An asterisk (*) on an entry indicates that the definition is based on the contents of an official IUPAC source. Italicisation marks a relevant entry used in the definition of another entry. In formulae, charges are not circled and non-bonding electrons are not shown. However, in carbenes and related molecules, one electron pair is shown as a reminder of their lower-than-standard valency state. The dipolar bonds in sulfoxides, sulfones, etc., are represented by formal double bonds. In the formulae to be found in the definitions, the symbol R means any hydrocarbyl group (q.v.) or H, unless its meaning is specifically qualified. When more than one R appears, it is to be understood that the R's may be the same or different, unless otherwise indicated. Two or more R's may be linked so as to form a ring, without changing the definition (e.g. R2C=O includes cyclopentanone as well as pentan-3-one and pentan-2-one). M indicates a metal or metal ion, Ar means an aryl group and Ph a phenyl group.
The abbreviations used for some frequently cited sources are as follows:
BNRD: Biochemical Nomenclature and Related Documents, Portland Press, London, 1992.
2-Carb: Nomenclature of Carbohydrates, revised 1994, in preparation.[Now published]

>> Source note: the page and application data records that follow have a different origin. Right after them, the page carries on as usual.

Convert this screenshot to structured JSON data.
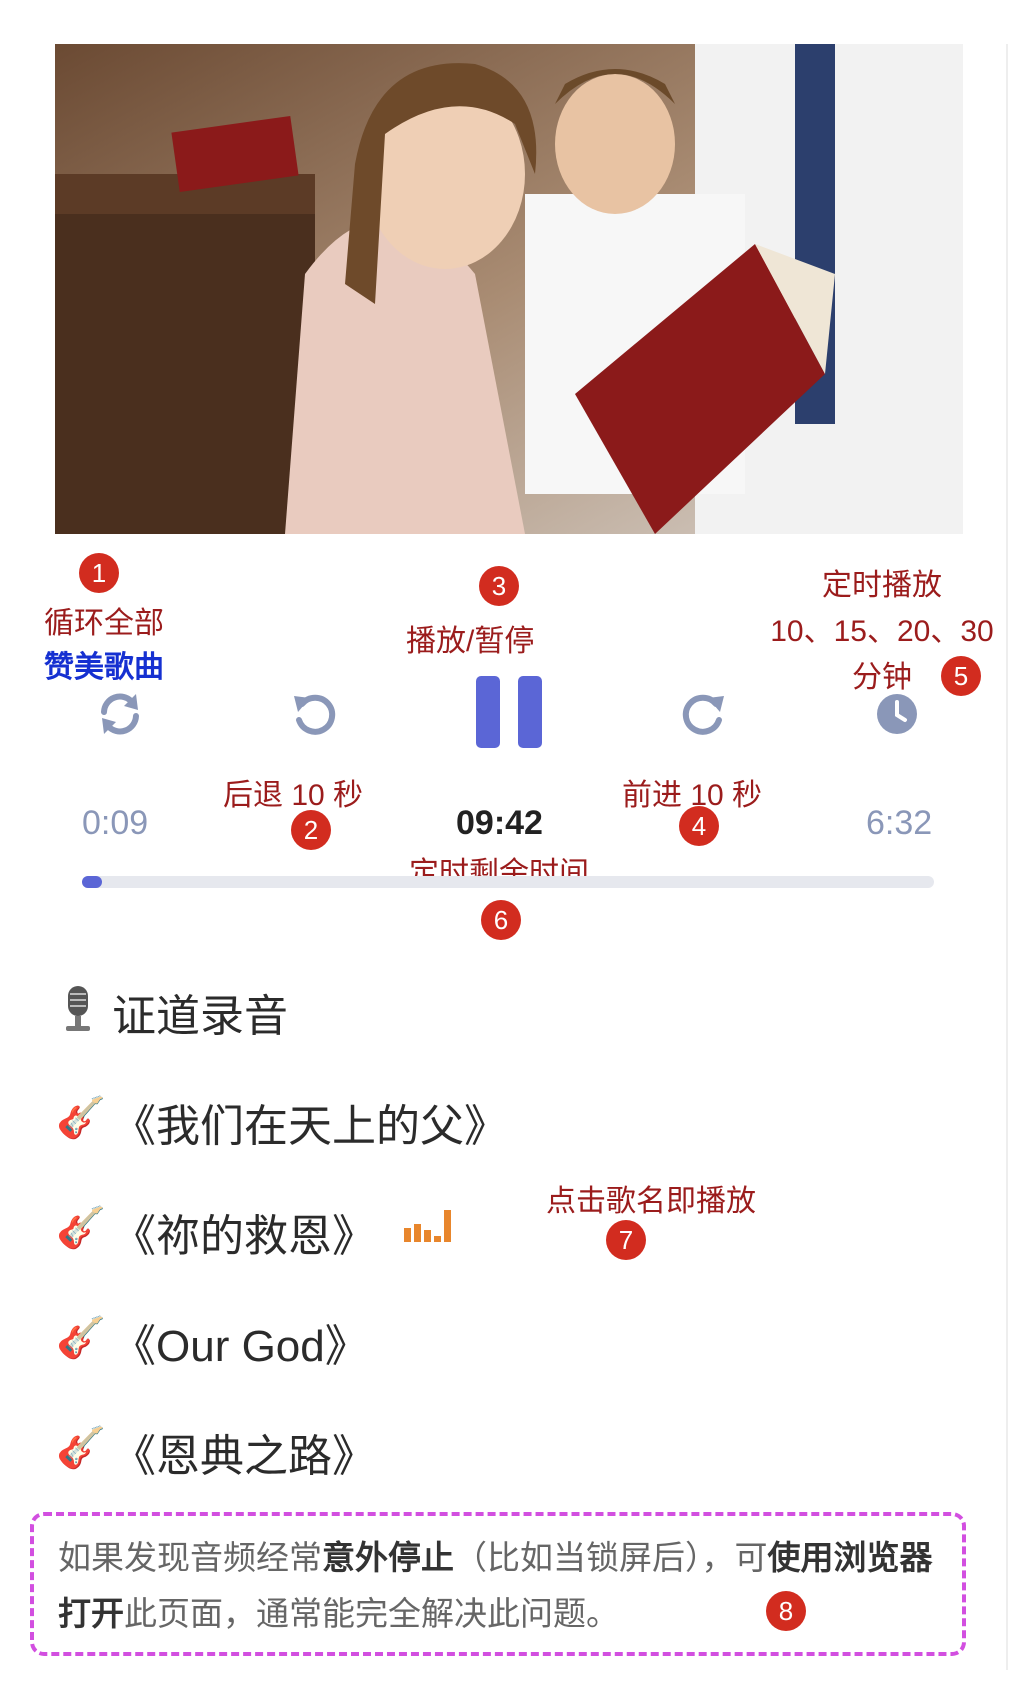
{
  "annotations": {
    "loop": {
      "num": "1",
      "line1": "循环全部",
      "line2": "赞美歌曲"
    },
    "back10": {
      "num": "2",
      "text": "后退 10 秒"
    },
    "playpause": {
      "num": "3",
      "text": "播放/暂停"
    },
    "forward10": {
      "num": "4",
      "text": "前进 10 秒"
    },
    "timer": {
      "num": "5",
      "line1": "定时播放",
      "line2": "10、15、20、30",
      "line3": "分钟"
    },
    "remaining": {
      "num": "6",
      "text": "定时剩余时间"
    },
    "tapsong": {
      "num": "7",
      "text": "点击歌名即播放"
    },
    "notice": {
      "num": "8"
    }
  },
  "player": {
    "elapsed": "0:09",
    "timer_remaining": "09:42",
    "duration": "6:32",
    "progress_fraction": 0.023,
    "accent_color": "#5b66d6",
    "icons": [
      "repeat-icon",
      "rewind-10-icon",
      "pause-icon",
      "forward-10-icon",
      "clock-icon"
    ]
  },
  "sermon": {
    "icon": "microphone-icon",
    "label": "证道录音"
  },
  "songs": [
    {
      "icon": "guitar-icon",
      "title": "《我们在天上的父》",
      "playing": false
    },
    {
      "icon": "guitar-icon",
      "title": "《祢的救恩》",
      "playing": true
    },
    {
      "icon": "guitar-icon",
      "title": "《Our God》",
      "playing": false
    },
    {
      "icon": "guitar-icon",
      "title": "《恩典之路》",
      "playing": false
    }
  ],
  "notice": {
    "p1": "如果发现音频经常",
    "b1": "意外停止",
    "p2": "（比如当锁屏后），可",
    "b2": "使用浏览器打开",
    "p3": "此页面，通常能完全解决此问题。"
  }
}
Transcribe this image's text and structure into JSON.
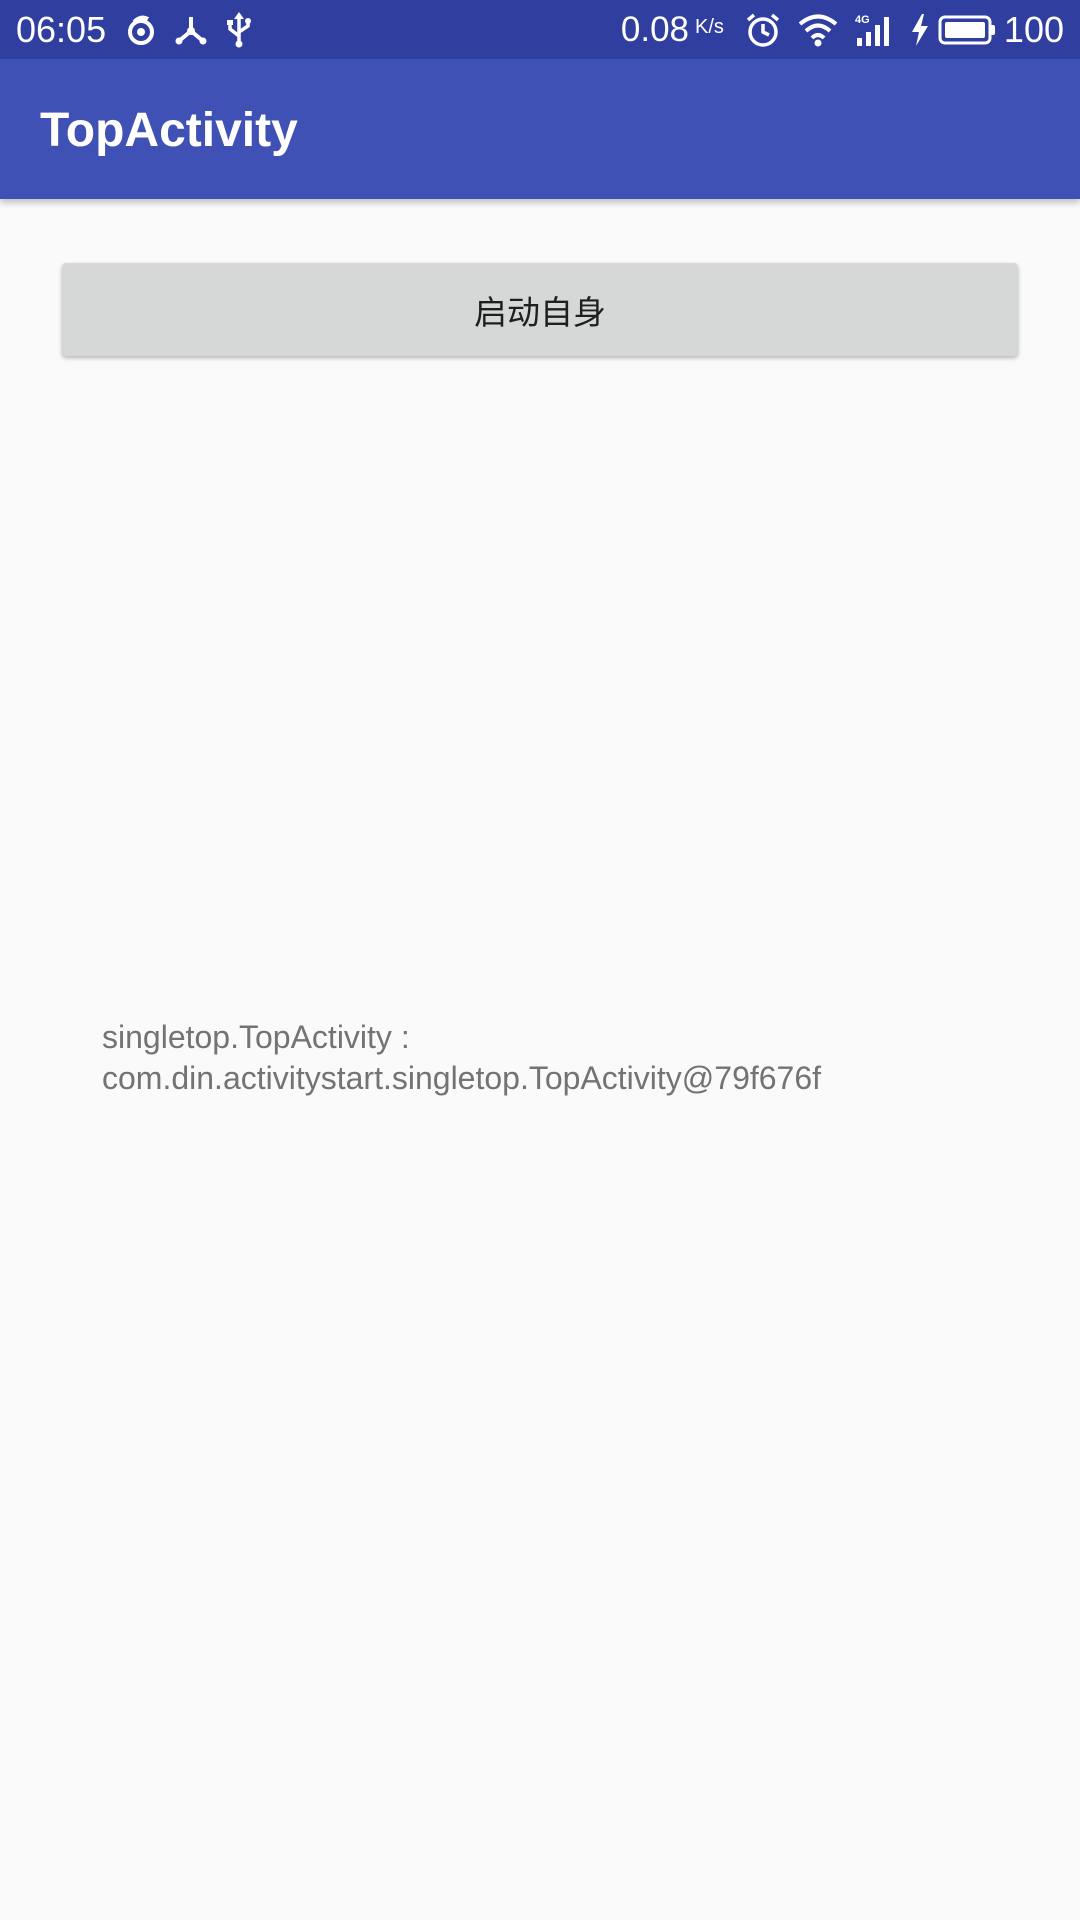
{
  "status_bar": {
    "time": "06:05",
    "left_icons": [
      "ring-notification-icon",
      "share-network-icon",
      "usb-icon"
    ],
    "network_speed": "0.08",
    "network_speed_unit": "K/s",
    "right_icons": [
      "alarm-icon",
      "wifi-icon",
      "signal-4g-icon",
      "charging-icon",
      "battery-icon"
    ],
    "signal_label": "4G",
    "battery_percent": "100"
  },
  "app_bar": {
    "title": "TopActivity",
    "color": "#3f51b5",
    "status_color": "#303f9f"
  },
  "main": {
    "button_label": "启动自身",
    "info_line1": "singletop.TopActivity :",
    "info_line2": "com.din.activitystart.singletop.TopActivity@79f676f"
  }
}
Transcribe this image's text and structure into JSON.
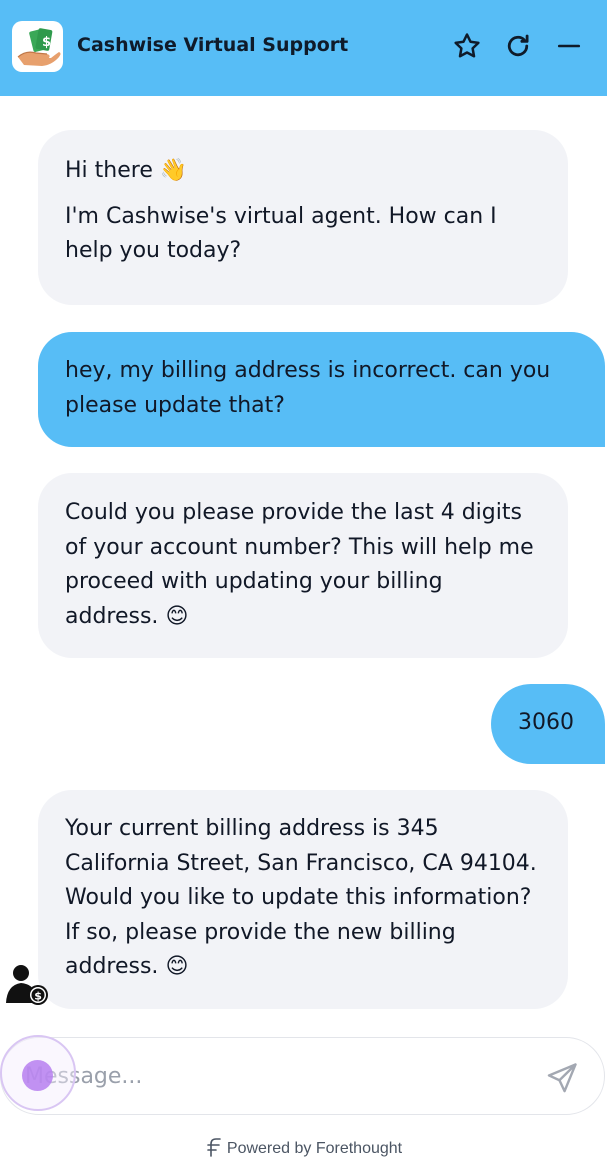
{
  "header": {
    "title": "Cashwise Virtual Support",
    "logo_icon": "money-hand-icon",
    "favorite_icon": "star-icon",
    "restart_icon": "refresh-icon",
    "minimize_icon": "minimize-icon",
    "background_color": "#57bdf6"
  },
  "messages": [
    {
      "sender": "bot",
      "paragraphs": [
        "Hi there",
        "I'm Cashwise's virtual agent. How can I help you today?"
      ],
      "emoji": "👋"
    },
    {
      "sender": "user",
      "text": "hey, my billing address is incorrect. can you please update that?"
    },
    {
      "sender": "bot",
      "text": "Could you please provide the last 4 digits of your account number? This will help me proceed with updating your billing address.",
      "emoji": "😊"
    },
    {
      "sender": "user",
      "text": "3060"
    },
    {
      "sender": "bot",
      "text": "Your current billing address is 345 California Street, San Francisco, CA 94104. Would you like to update this information? If so, please provide the new billing address.",
      "emoji": "😊"
    }
  ],
  "composer": {
    "placeholder": "Message...",
    "send_icon": "send-icon"
  },
  "footer": {
    "powered_by": "Powered by Forethought",
    "brand_icon": "forethought-logo-icon"
  },
  "colors": {
    "user_bubble": "#57bdf6",
    "bot_bubble": "#f2f3f7",
    "text": "#111827"
  }
}
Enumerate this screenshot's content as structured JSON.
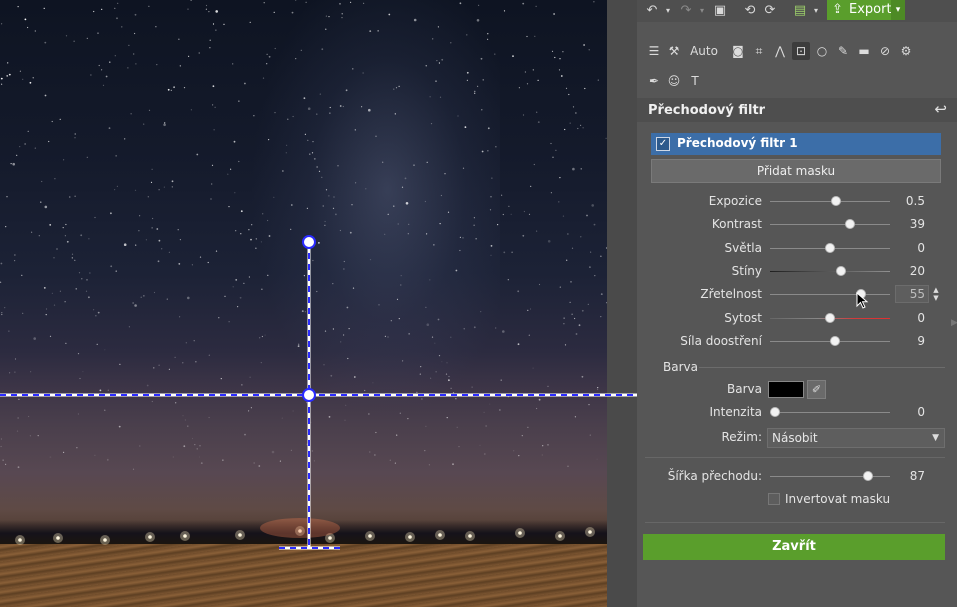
{
  "canvas": {
    "description_icon": "night-sky-photo"
  },
  "toolbar": {
    "icons": [
      "undo-icon",
      "undo-dropdown-icon",
      "redo-icon",
      "redo-dropdown-icon",
      "image-icon",
      "rotate-left-icon",
      "rotate-right-icon",
      "save-icon",
      "save-dropdown-icon",
      "export-icon"
    ],
    "export_label": "Export"
  },
  "tools": {
    "auto_label": "Auto",
    "row1": [
      "sliders-icon",
      "wand-icon",
      "camera-icon",
      "crop-icon",
      "perspective-icon",
      "gradient-filter-icon",
      "circle-icon",
      "brush-icon",
      "eraser-icon",
      "bandage-icon",
      "gear-icon"
    ],
    "row2": [
      "pen-icon",
      "mask-icon",
      "text-icon"
    ]
  },
  "section": {
    "title": "Přechodový filtr"
  },
  "filter": {
    "name": "Přechodový filtr 1",
    "checked": true
  },
  "mask_button": "Přidat masku",
  "sliders": [
    {
      "label": "Expozice",
      "value": "0.5",
      "position": 0.55
    },
    {
      "label": "Kontrast",
      "value": "39",
      "position": 0.67
    },
    {
      "label": "Světla",
      "value": "0",
      "position": 0.5
    },
    {
      "label": "Stíny",
      "value": "20",
      "position": 0.59
    },
    {
      "label": "Zřetelnost",
      "value": "55",
      "position": 0.76
    },
    {
      "label": "Sytost",
      "value": "0",
      "position": 0.5
    },
    {
      "label": "Síla doostření",
      "value": "9",
      "position": 0.54
    }
  ],
  "color_section": {
    "heading": "Barva",
    "color_label": "Barva",
    "color_value": "#000000",
    "intensity_label": "Intenzita",
    "intensity_value": "0",
    "intensity_position": 0.04,
    "mode_label": "Režim:",
    "mode_value": "Násobit"
  },
  "transition": {
    "label": "Šířka přechodu:",
    "value": "87",
    "position": 0.82
  },
  "invert": {
    "label": "Invertovat masku",
    "checked": false
  },
  "close_button": "Zavřít",
  "colors": {
    "accent_green": "#5a9e2c",
    "selection_blue": "#3c6ea8",
    "guide_blue": "#2a2aff"
  }
}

CBN: Commission on Biochemical Nomenclature. IUPAC-IUB
CNIC: Commission on Nomenclature of Inorganic Chemistry, IUPAC.
CNOC: Commission on Nomenclature of Organic Chemistry, IUPAC.
CPOC: Commission on Physical Organic Chemistry, IUPAC.
EJB: European Journal of Biochemistry.
GNOC: A Guide to IUPAC Nomenclature of Organic Compounds, Recommendations 1993, (including Revisions, Published and hitherto Unpublished, to the 1979 Edition of Nomenclature of Organic Chemistry), Blackwell Scientific Publications, Oxford, 1993.
GTPOC: Glossary of Terms Used in Physical Organic Chemistry, PAC 66, 1077-1184 (1994).
JCBN: Joint Commission on Biochemical Nomenclature, IUBMB-IUPAC.
NOC: Nomenclature of Organic Chemistry, Sections A, B, C, D, E, F and H, Pergamon Press, Oxford, 1979.
PAC: Pure and Applied Chemistry.
RNRI: Revised Nomenclature for Radicals, Ions, Radical Ions and Related Species, Recommendations 1993, PAC 65, 1357-1455 (1993).